Whatever the therapist's background or approach, they should have completed
a training program which includes a theoretical perspectives and supervised
When you meet with a potential therapist, you can ask about their approach,
and how it will apply to you. You can ask the therapist to suggest reading
materials to learn more about their approach. You can ask about their
knowledge regarding your specific issues, and the extent of their previous
experience with those issues. Look for a therapist that respects your
right to ask questions relevant to your therapy.
As you talk to the therapist about yourself, notice how well the therapist
listens to what you have to say, and pay attention to how you feel about
the person you are talking with. Whatever type of therapy you choose,
it is usually most successful if there is a good connection between you
and the therapist. You might feel that this person has a good understanding
of what you are feeling, and that they are respectful and genuine.
If something the therapist is saying or doing makes you feel uncomfortable,
pay attention to your response.
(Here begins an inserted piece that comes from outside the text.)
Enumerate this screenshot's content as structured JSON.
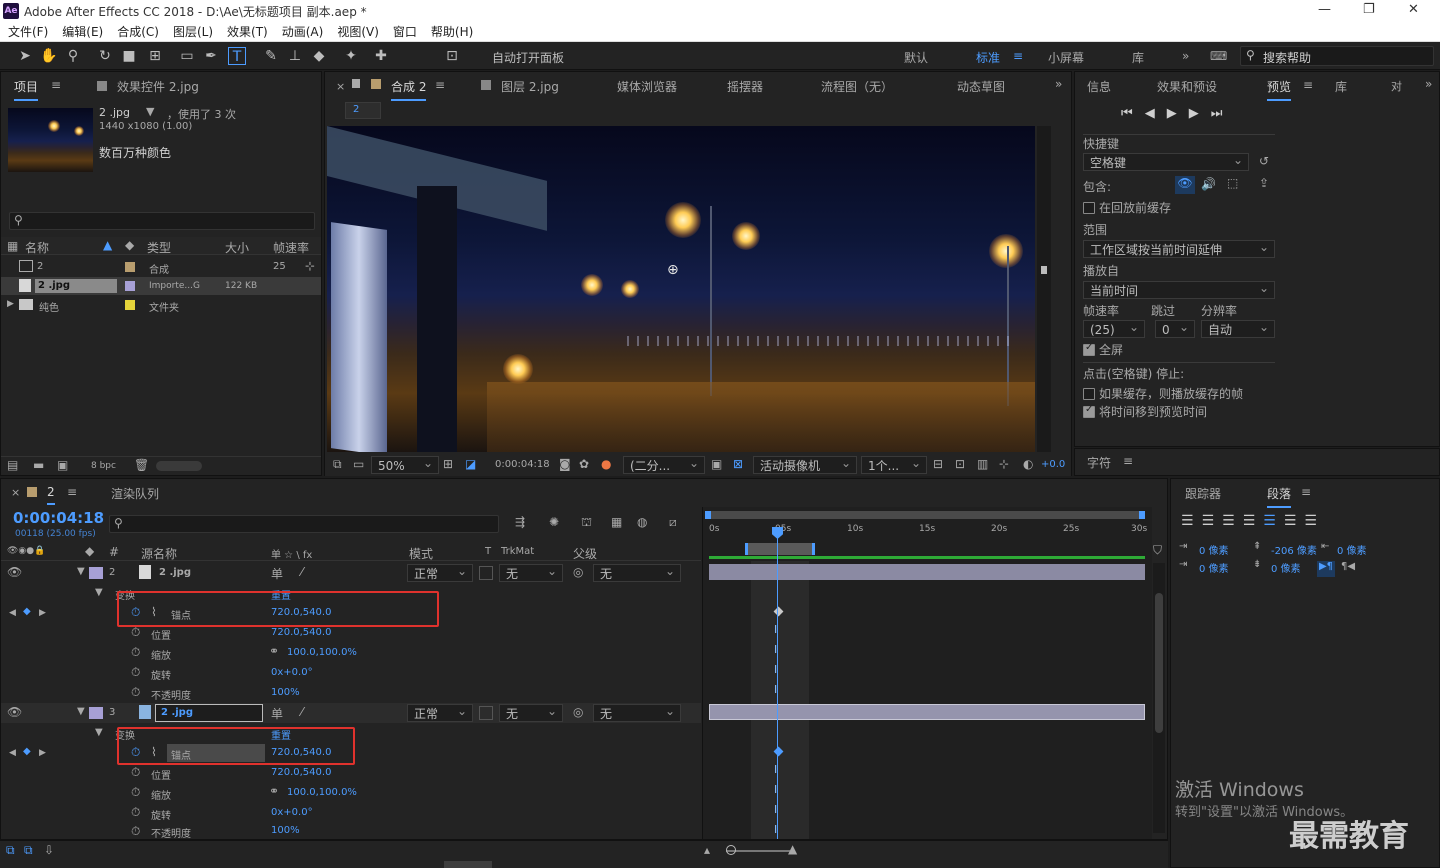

Therapy is sometimes a painful and difficult
process. However, if you have any doubt about whether the therapists'
actions are in your best interests, you can question the therapist, and/or
consult someone else for another perspective.
There are several books available that you might find useful if you
want more general information on choosing a therapist. Client
Rights in Psychotherapy and Counselling, an excellent handbook,
can be ordered from http://www.advocateweb.org/hope/crhandbook.asp
If you are new to therapy, The Consumer's Guide to Psychotherapy by
Jack Engler and Daniel Goleman, might be helpful.
Start Therapy is a listing service, and we are not
responsible for the practice of any therapist-member. However, if you
believe that a therapist
in our listing is misrepresenting their credentials, violating the requirements
to practice of their state or province, or practicing unethically, please
inform us immediately at email@example.com.